Well, no-one really knows what an ammonite looks like as no soft-bodied fossils have ever been found. This is in itself somewhat odd when one thinks that ammonites are found in such locations as Solnhofen in Germany where soft-bodied fossil vampyromorphs have been found displaying the soft parts. Maybe there was something unique or especially delicate about the ammonite creature itself?
Anyway, I don't see any reason why these giant ammonites could not have had thick arms like this, after all, the living chamber would be quite massive and able to support a large bulky animal. It's hard to imagine something this massive feeding on plankton, though one can imagine it hopping along the seabed hunting crustaceans. I'm sure the smaller forms were drifters feeding on plankton with thin delicate arms as you say, Jean.
There is some evidence to suggest that the ammonite may have born a much closer resemblance to the coleoids (esp the octopus) than the nautiloids based on similarities in the radula. Personally, I suspect that there there was a great variety in size and shape of the soft-bodied parts adapted to differing lifestyles, but all based on the ten-armed plan. But no-one really knows for sure........yet.
Not the biggest ammonite in the World but the biggest ammonite in my living room (and I think its a whopper!). A Coroniceras (or Paracoroniceras) from Lyme Regis in Dorset - they do get bigger than this one. The middle few whorls are restored as they rarely preserve right to the centre I'm told.
Great ammonite Neuropteris, it is at least a double quarter pounder

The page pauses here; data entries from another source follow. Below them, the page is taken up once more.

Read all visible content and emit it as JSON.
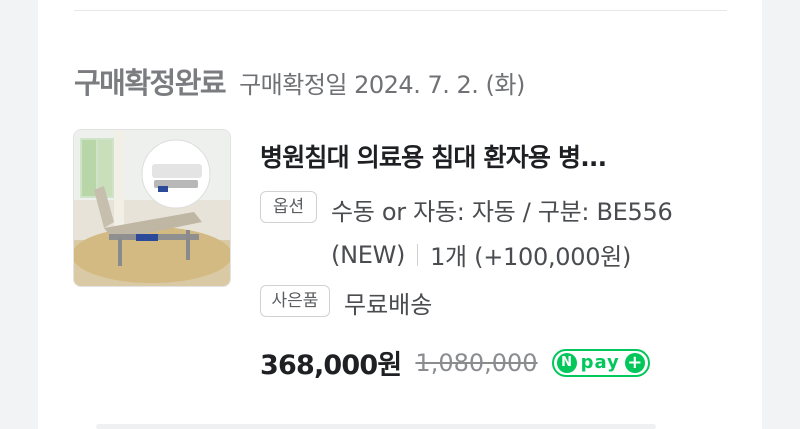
{
  "order": {
    "status": "구매확정완료",
    "date_label": "구매확정일 2024. 7. 2. (화)"
  },
  "product": {
    "title": "병원침대 의료용 침대 환자용 병...",
    "option_chip": "옵션",
    "option_line1": "수동 or 자동: 자동 / 구분: BE556",
    "option_line2": "(NEW)",
    "quantity": "1개 (+100,000원)",
    "gift_chip": "사은품",
    "gift": "무료배송",
    "price": "368,000원",
    "original_price": "1,080,000",
    "image_icon": "hospital-bed-photo"
  },
  "npay": {
    "n": "N",
    "pay": "pay",
    "plus": "+",
    "color": "#03c75a"
  }
}
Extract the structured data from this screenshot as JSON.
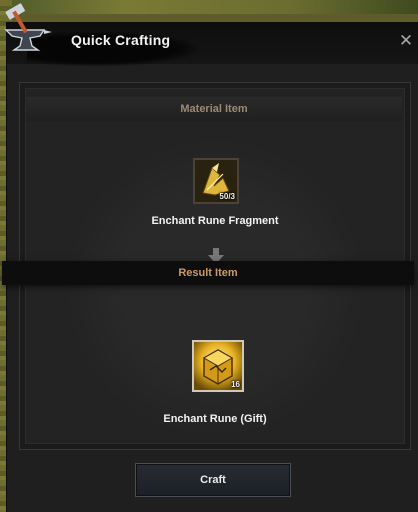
{
  "window": {
    "title": "Quick Crafting",
    "close_label": "✕"
  },
  "material": {
    "header": "Material Item",
    "item_name": "Enchant Rune Fragment",
    "count": "50/3"
  },
  "result": {
    "header": "Result Item",
    "item_name": "Enchant Rune (Gift)",
    "count": "16"
  },
  "actions": {
    "craft_label": "Craft"
  },
  "colors": {
    "material_header": "#9b8a72",
    "result_header": "#c99a66",
    "rune_gold": "#e0b53a"
  },
  "icons": {
    "window_icon": "anvil-hammer-icon",
    "arrow": "arrow-down-icon",
    "fragment": "rune-fragment-icon",
    "rune": "rune-gift-icon"
  }
}
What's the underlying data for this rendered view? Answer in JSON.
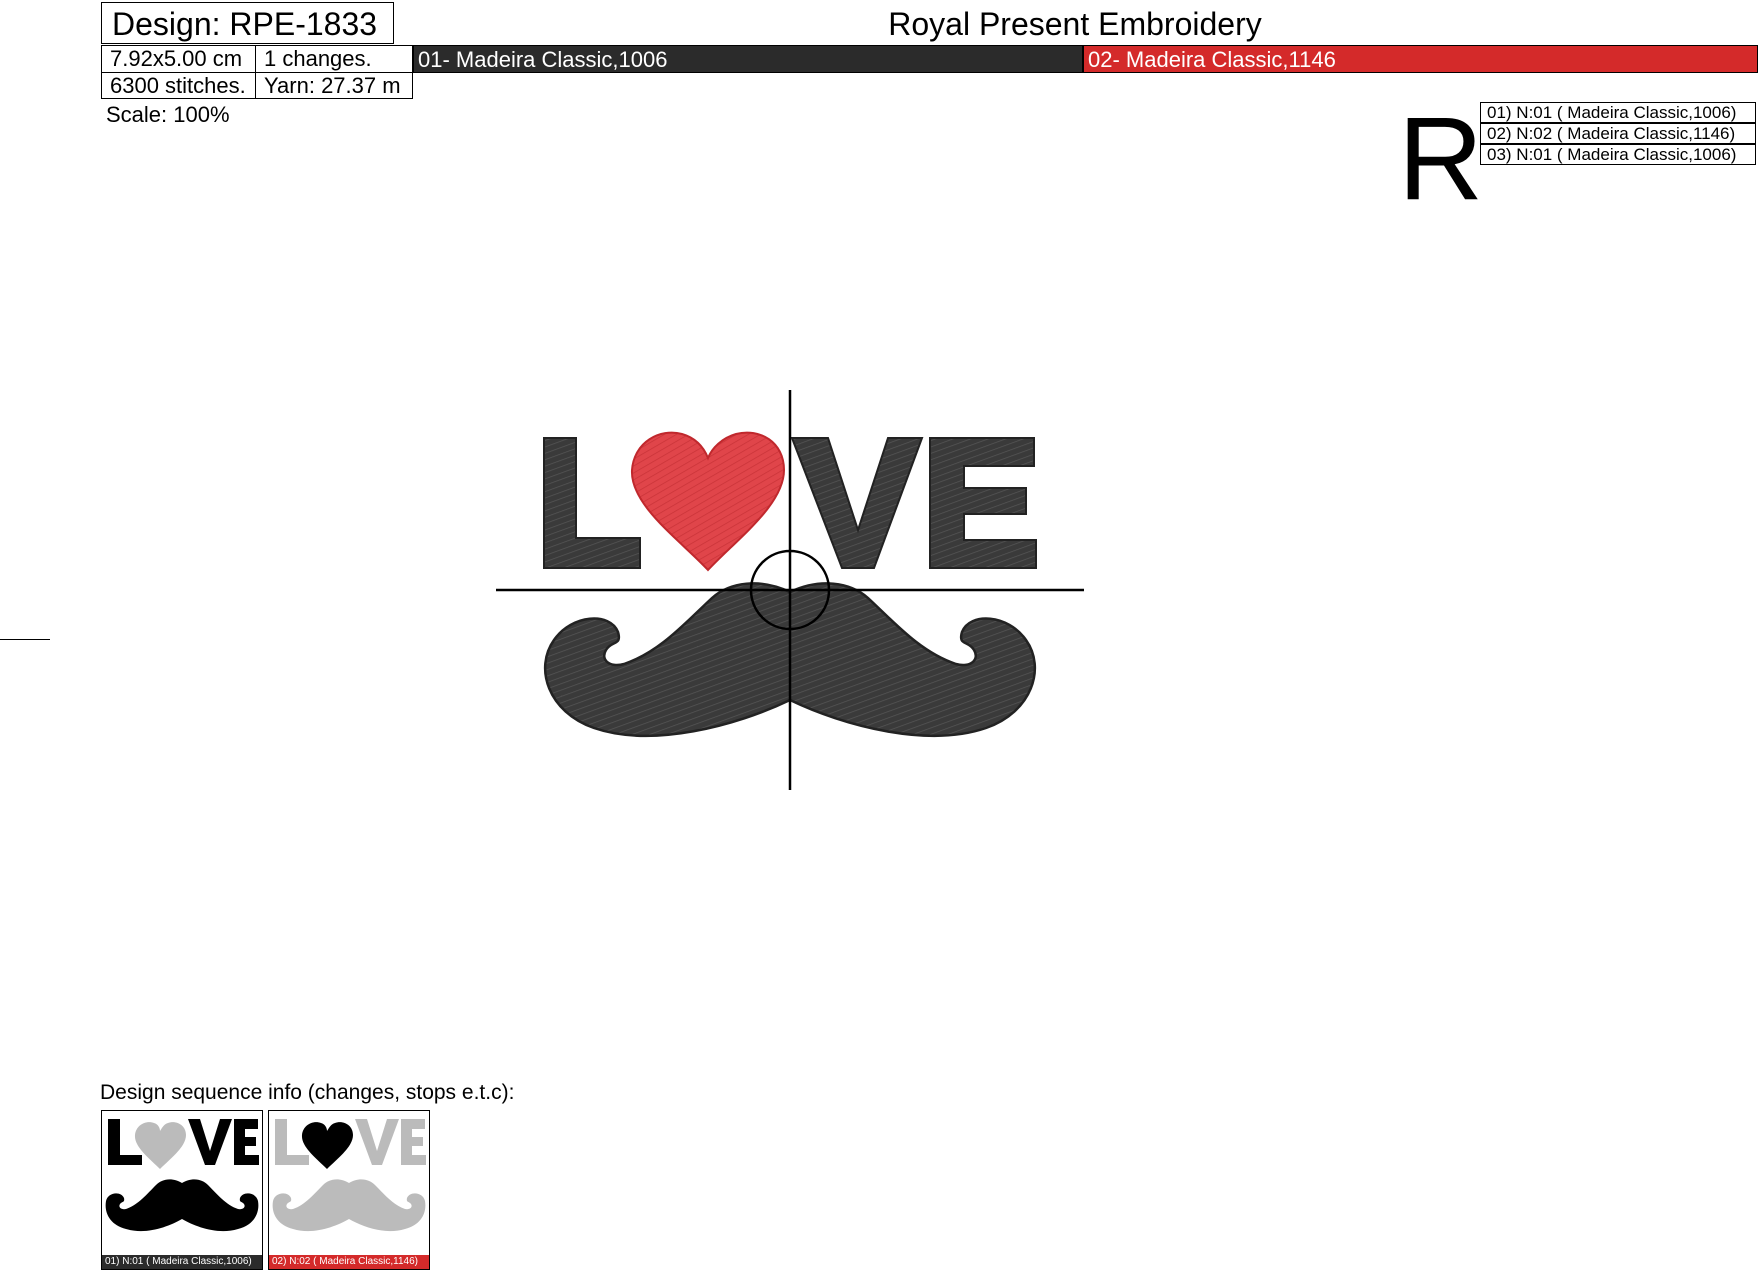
{
  "header": {
    "design_title": "Design: RPE-1833",
    "brand": "Royal Present Embroidery",
    "size": "7.92x5.00 cm",
    "changes": "1 changes.",
    "stitches": "6300 stitches.",
    "yarn": "Yarn: 27.37 m",
    "scale": "Scale: 100%"
  },
  "thread_bars": [
    {
      "label": "01- Madeira Classic,1006",
      "color": "#2b2b2b"
    },
    {
      "label": "02- Madeira Classic,1146",
      "color": "#d42a2a"
    }
  ],
  "orientation_mark": "R",
  "sequence_legend": [
    "01) N:01 ( Madeira Classic,1006)",
    "02) N:02 ( Madeira Classic,1146)",
    "03) N:01 ( Madeira Classic,1006)"
  ],
  "design": {
    "text_parts": [
      "L",
      "VE"
    ],
    "thread_dark": "#3a3a3a",
    "thread_red": "#e0454a"
  },
  "sequence": {
    "label": "Design sequence info (changes, stops e.t.c):",
    "thumbs": [
      {
        "label": "01) N:01 ( Madeira Classic,1006)",
        "label_color": "#2b2b2b",
        "active": "dark"
      },
      {
        "label": "02) N:02 ( Madeira Classic,1146)",
        "label_color": "#d42a2a",
        "active": "red"
      }
    ]
  }
}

As for the reconstruction, just the opposite of what I imagine they would have looked like. I don't know why, but for some reason I see ammonoids more like a long slender spider web hanging from the shell.